EXERCISE AIM: The answer must be a word-for-word copy of the records below, with every picture left out.

TASK INPUT:
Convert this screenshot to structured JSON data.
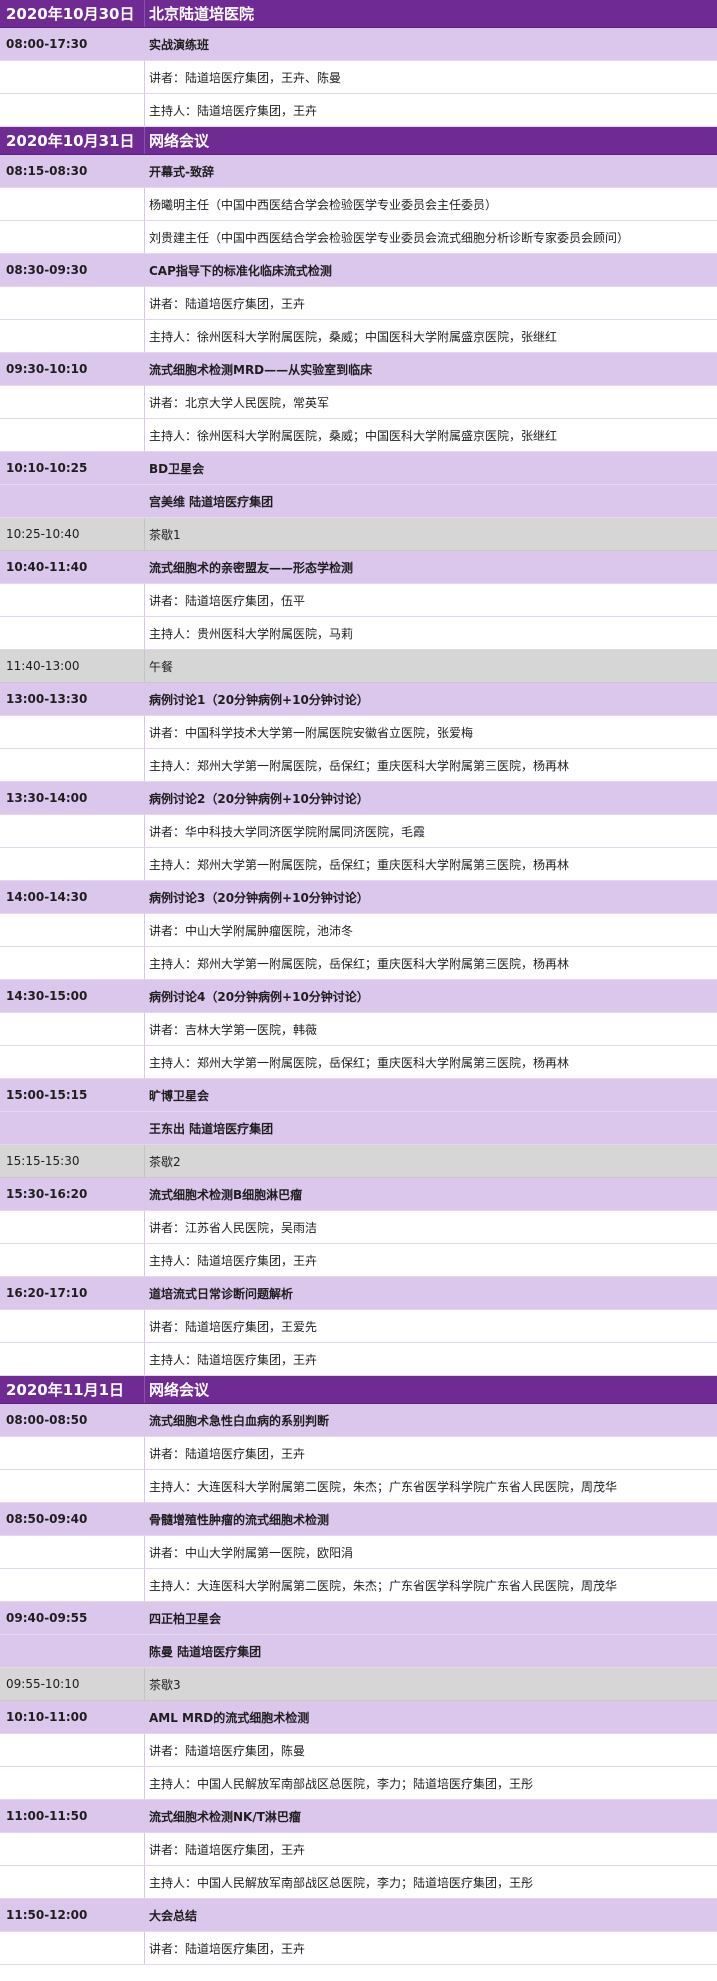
{
  "rows": [
    {
      "type": "header",
      "time": "2020年10月30日",
      "title": "北京陆道培医院"
    },
    {
      "type": "session",
      "time": "08:00-17:30",
      "title": "实战演练班"
    },
    {
      "type": "sub",
      "time": "",
      "title": "讲者：陆道培医疗集团，王卉、陈曼"
    },
    {
      "type": "sub",
      "time": "",
      "title": "主持人：陆道培医疗集团，王卉"
    },
    {
      "type": "header",
      "time": "2020年10月31日",
      "title": "网络会议"
    },
    {
      "type": "session",
      "time": "08:15-08:30",
      "title": "开幕式-致辞"
    },
    {
      "type": "sub",
      "time": "",
      "title": "杨曦明主任（中国中西医结合学会检验医学专业委员会主任委员）"
    },
    {
      "type": "sub",
      "time": "",
      "title": "刘贵建主任（中国中西医结合学会检验医学专业委员会流式细胞分析诊断专家委员会顾问）"
    },
    {
      "type": "session",
      "time": "08:30-09:30",
      "title": "CAP指导下的标准化临床流式检测"
    },
    {
      "type": "sub",
      "time": "",
      "title": "讲者：陆道培医疗集团，王卉"
    },
    {
      "type": "sub",
      "time": "",
      "title": "主持人：徐州医科大学附属医院，桑威；中国医科大学附属盛京医院，张继红"
    },
    {
      "type": "session",
      "time": "09:30-10:10",
      "title": "流式细胞术检测MRD——从实验室到临床"
    },
    {
      "type": "sub",
      "time": "",
      "title": "讲者：北京大学人民医院，常英军"
    },
    {
      "type": "sub",
      "time": "",
      "title": "主持人：徐州医科大学附属医院，桑威；中国医科大学附属盛京医院，张继红"
    },
    {
      "type": "session",
      "time": "10:10-10:25",
      "title": "BD卫星会"
    },
    {
      "type": "session",
      "time": "",
      "title": "宫美维  陆道培医疗集团"
    },
    {
      "type": "break",
      "time": "10:25-10:40",
      "title": "茶歇1"
    },
    {
      "type": "session",
      "time": "10:40-11:40",
      "title": "流式细胞术的亲密盟友——形态学检测"
    },
    {
      "type": "sub",
      "time": "",
      "title": "讲者：陆道培医疗集团，伍平"
    },
    {
      "type": "sub",
      "time": "",
      "title": "主持人：贵州医科大学附属医院，马莉"
    },
    {
      "type": "break",
      "time": "11:40-13:00",
      "title": "午餐"
    },
    {
      "type": "session",
      "time": "13:00-13:30",
      "title": "病例讨论1（20分钟病例+10分钟讨论）"
    },
    {
      "type": "sub",
      "time": "",
      "title": "讲者：中国科学技术大学第一附属医院安徽省立医院，张爱梅"
    },
    {
      "type": "sub",
      "time": "",
      "title": "主持人：郑州大学第一附属医院，岳保红；重庆医科大学附属第三医院，杨再林"
    },
    {
      "type": "session",
      "time": "13:30-14:00",
      "title": "病例讨论2（20分钟病例+10分钟讨论）"
    },
    {
      "type": "sub",
      "time": "",
      "title": "讲者：华中科技大学同济医学院附属同济医院，毛霞"
    },
    {
      "type": "sub",
      "time": "",
      "title": "主持人：郑州大学第一附属医院，岳保红；重庆医科大学附属第三医院，杨再林"
    },
    {
      "type": "session",
      "time": "14:00-14:30",
      "title": "病例讨论3（20分钟病例+10分钟讨论）"
    },
    {
      "type": "sub",
      "time": "",
      "title": "讲者：中山大学附属肿瘤医院，池沛冬"
    },
    {
      "type": "sub",
      "time": "",
      "title": "主持人：郑州大学第一附属医院，岳保红；重庆医科大学附属第三医院，杨再林"
    },
    {
      "type": "session",
      "time": "14:30-15:00",
      "title": "病例讨论4（20分钟病例+10分钟讨论）"
    },
    {
      "type": "sub",
      "time": "",
      "title": "讲者：吉林大学第一医院，韩薇"
    },
    {
      "type": "sub",
      "time": "",
      "title": "主持人：郑州大学第一附属医院，岳保红；重庆医科大学附属第三医院，杨再林"
    },
    {
      "type": "session",
      "time": "15:00-15:15",
      "title": "旷博卫星会"
    },
    {
      "type": "session",
      "time": "",
      "title": "王东出  陆道培医疗集团"
    },
    {
      "type": "break",
      "time": "15:15-15:30",
      "title": "茶歇2"
    },
    {
      "type": "session",
      "time": "15:30-16:20",
      "title": "流式细胞术检测B细胞淋巴瘤"
    },
    {
      "type": "sub",
      "time": "",
      "title": "讲者：江苏省人民医院，吴雨洁"
    },
    {
      "type": "sub",
      "time": "",
      "title": "主持人：陆道培医疗集团，王卉"
    },
    {
      "type": "session",
      "time": "16:20-17:10",
      "title": "道培流式日常诊断问题解析"
    },
    {
      "type": "sub",
      "time": "",
      "title": "讲者：陆道培医疗集团，王爱先"
    },
    {
      "type": "sub",
      "time": "",
      "title": "主持人：陆道培医疗集团，王卉"
    },
    {
      "type": "header",
      "time": "2020年11月1日",
      "title": "网络会议"
    },
    {
      "type": "session",
      "time": "08:00-08:50",
      "title": "流式细胞术急性白血病的系别判断"
    },
    {
      "type": "sub",
      "time": "",
      "title": "讲者：陆道培医疗集团，王卉"
    },
    {
      "type": "sub",
      "time": "",
      "title": "主持人：大连医科大学附属第二医院，朱杰；广东省医学科学院广东省人民医院，周茂华"
    },
    {
      "type": "session",
      "time": "08:50-09:40",
      "title": "骨髓增殖性肿瘤的流式细胞术检测"
    },
    {
      "type": "sub",
      "time": "",
      "title": "讲者：中山大学附属第一医院，欧阳涓"
    },
    {
      "type": "sub",
      "time": "",
      "title": "主持人：大连医科大学附属第二医院，朱杰；广东省医学科学院广东省人民医院，周茂华"
    },
    {
      "type": "session",
      "time": "09:40-09:55",
      "title": "四正柏卫星会"
    },
    {
      "type": "session",
      "time": "",
      "title": "陈曼  陆道培医疗集团"
    },
    {
      "type": "break",
      "time": "09:55-10:10",
      "title": "茶歇3"
    },
    {
      "type": "session",
      "time": "10:10-11:00",
      "title": "AML MRD的流式细胞术检测"
    },
    {
      "type": "sub",
      "time": "",
      "title": "讲者：陆道培医疗集团，陈曼"
    },
    {
      "type": "sub",
      "time": "",
      "title": "主持人：中国人民解放军南部战区总医院，李力；陆道培医疗集团，王彤"
    },
    {
      "type": "session",
      "time": "11:00-11:50",
      "title": "流式细胞术检测NK/T淋巴瘤"
    },
    {
      "type": "sub",
      "time": "",
      "title": "讲者：陆道培医疗集团，王卉"
    },
    {
      "type": "sub",
      "time": "",
      "title": "主持人：中国人民解放军南部战区总医院，李力；陆道培医疗集团，王彤"
    },
    {
      "type": "session",
      "time": "11:50-12:00",
      "title": "大会总结"
    },
    {
      "type": "sub",
      "time": "",
      "title": "讲者：陆道培医疗集团，王卉"
    }
  ]
}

EXERCISE OUTPUT:
Convert this screenshot to structured JSON data.
{
  "rows": [
    {
      "type": "header",
      "time": "2020年10月30日",
      "title": "北京陆道培医院"
    },
    {
      "type": "session",
      "time": "08:00-17:30",
      "title": "实战演练班"
    },
    {
      "type": "sub",
      "time": "",
      "title": "讲者：陆道培医疗集团，王卉、陈曼"
    },
    {
      "type": "sub",
      "time": "",
      "title": "主持人：陆道培医疗集团，王卉"
    },
    {
      "type": "header",
      "time": "2020年10月31日",
      "title": "网络会议"
    },
    {
      "type": "session",
      "time": "08:15-08:30",
      "title": "开幕式-致辞"
    },
    {
      "type": "sub",
      "time": "",
      "title": "杨曦明主任（中国中西医结合学会检验医学专业委员会主任委员）"
    },
    {
      "type": "sub",
      "time": "",
      "title": "刘贵建主任（中国中西医结合学会检验医学专业委员会流式细胞分析诊断专家委员会顾问）"
    },
    {
      "type": "session",
      "time": "08:30-09:30",
      "title": "CAP指导下的标准化临床流式检测"
    },
    {
      "type": "sub",
      "time": "",
      "title": "讲者：陆道培医疗集团，王卉"
    },
    {
      "type": "sub",
      "time": "",
      "title": "主持人：徐州医科大学附属医院，桑威；中国医科大学附属盛京医院，张继红"
    },
    {
      "type": "session",
      "time": "09:30-10:10",
      "title": "流式细胞术检测MRD——从实验室到临床"
    },
    {
      "type": "sub",
      "time": "",
      "title": "讲者：北京大学人民医院，常英军"
    },
    {
      "type": "sub",
      "time": "",
      "title": "主持人：徐州医科大学附属医院，桑威；中国医科大学附属盛京医院，张继红"
    },
    {
      "type": "session",
      "time": "10:10-10:25",
      "title": "BD卫星会"
    },
    {
      "type": "session",
      "time": "",
      "title": "宫美维  陆道培医疗集团"
    },
    {
      "type": "break",
      "time": "10:25-10:40",
      "title": "茶歇1"
    },
    {
      "type": "session",
      "time": "10:40-11:40",
      "title": "流式细胞术的亲密盟友——形态学检测"
    },
    {
      "type": "sub",
      "time": "",
      "title": "讲者：陆道培医疗集团，伍平"
    },
    {
      "type": "sub",
      "time": "",
      "title": "主持人：贵州医科大学附属医院，马莉"
    },
    {
      "type": "break",
      "time": "11:40-13:00",
      "title": "午餐"
    },
    {
      "type": "session",
      "time": "13:00-13:30",
      "title": "病例讨论1（20分钟病例+10分钟讨论）"
    },
    {
      "type": "sub",
      "time": "",
      "title": "讲者：中国科学技术大学第一附属医院安徽省立医院，张爱梅"
    },
    {
      "type": "sub",
      "time": "",
      "title": "主持人：郑州大学第一附属医院，岳保红；重庆医科大学附属第三医院，杨再林"
    },
    {
      "type": "session",
      "time": "13:30-14:00",
      "title": "病例讨论2（20分钟病例+10分钟讨论）"
    },
    {
      "type": "sub",
      "time": "",
      "title": "讲者：华中科技大学同济医学院附属同济医院，毛霞"
    },
    {
      "type": "sub",
      "time": "",
      "title": "主持人：郑州大学第一附属医院，岳保红；重庆医科大学附属第三医院，杨再林"
    },
    {
      "type": "session",
      "time": "14:00-14:30",
      "title": "病例讨论3（20分钟病例+10分钟讨论）"
    },
    {
      "type": "sub",
      "time": "",
      "title": "讲者：中山大学附属肿瘤医院，池沛冬"
    },
    {
      "type": "sub",
      "time": "",
      "title": "主持人：郑州大学第一附属医院，岳保红；重庆医科大学附属第三医院，杨再林"
    },
    {
      "type": "session",
      "time": "14:30-15:00",
      "title": "病例讨论4（20分钟病例+10分钟讨论）"
    },
    {
      "type": "sub",
      "time": "",
      "title": "讲者：吉林大学第一医院，韩薇"
    },
    {
      "type": "sub",
      "time": "",
      "title": "主持人：郑州大学第一附属医院，岳保红；重庆医科大学附属第三医院，杨再林"
    },
    {
      "type": "session",
      "time": "15:00-15:15",
      "title": "旷博卫星会"
    },
    {
      "type": "session",
      "time": "",
      "title": "王东出  陆道培医疗集团"
    },
    {
      "type": "break",
      "time": "15:15-15:30",
      "title": "茶歇2"
    },
    {
      "type": "session",
      "time": "15:30-16:20",
      "title": "流式细胞术检测B细胞淋巴瘤"
    },
    {
      "type": "sub",
      "time": "",
      "title": "讲者：江苏省人民医院，吴雨洁"
    },
    {
      "type": "sub",
      "time": "",
      "title": "主持人：陆道培医疗集团，王卉"
    },
    {
      "type": "session",
      "time": "16:20-17:10",
      "title": "道培流式日常诊断问题解析"
    },
    {
      "type": "sub",
      "time": "",
      "title": "讲者：陆道培医疗集团，王爱先"
    },
    {
      "type": "sub",
      "time": "",
      "title": "主持人：陆道培医疗集团，王卉"
    },
    {
      "type": "header",
      "time": "2020年11月1日",
      "title": "网络会议"
    },
    {
      "type": "session",
      "time": "08:00-08:50",
      "title": "流式细胞术急性白血病的系别判断"
    },
    {
      "type": "sub",
      "time": "",
      "title": "讲者：陆道培医疗集团，王卉"
    },
    {
      "type": "sub",
      "time": "",
      "title": "主持人：大连医科大学附属第二医院，朱杰；广东省医学科学院广东省人民医院，周茂华"
    },
    {
      "type": "session",
      "time": "08:50-09:40",
      "title": "骨髓增殖性肿瘤的流式细胞术检测"
    },
    {
      "type": "sub",
      "time": "",
      "title": "讲者：中山大学附属第一医院，欧阳涓"
    },
    {
      "type": "sub",
      "time": "",
      "title": "主持人：大连医科大学附属第二医院，朱杰；广东省医学科学院广东省人民医院，周茂华"
    },
    {
      "type": "session",
      "time": "09:40-09:55",
      "title": "四正柏卫星会"
    },
    {
      "type": "session",
      "time": "",
      "title": "陈曼  陆道培医疗集团"
    },
    {
      "type": "break",
      "time": "09:55-10:10",
      "title": "茶歇3"
    },
    {
      "type": "session",
      "time": "10:10-11:00",
      "title": "AML MRD的流式细胞术检测"
    },
    {
      "type": "sub",
      "time": "",
      "title": "讲者：陆道培医疗集团，陈曼"
    },
    {
      "type": "sub",
      "time": "",
      "title": "主持人：中国人民解放军南部战区总医院，李力；陆道培医疗集团，王彤"
    },
    {
      "type": "session",
      "time": "11:00-11:50",
      "title": "流式细胞术检测NK/T淋巴瘤"
    },
    {
      "type": "sub",
      "time": "",
      "title": "讲者：陆道培医疗集团，王卉"
    },
    {
      "type": "sub",
      "time": "",
      "title": "主持人：中国人民解放军南部战区总医院，李力；陆道培医疗集团，王彤"
    },
    {
      "type": "session",
      "time": "11:50-12:00",
      "title": "大会总结"
    },
    {
      "type": "sub",
      "time": "",
      "title": "讲者：陆道培医疗集团，王卉"
    }
  ]
}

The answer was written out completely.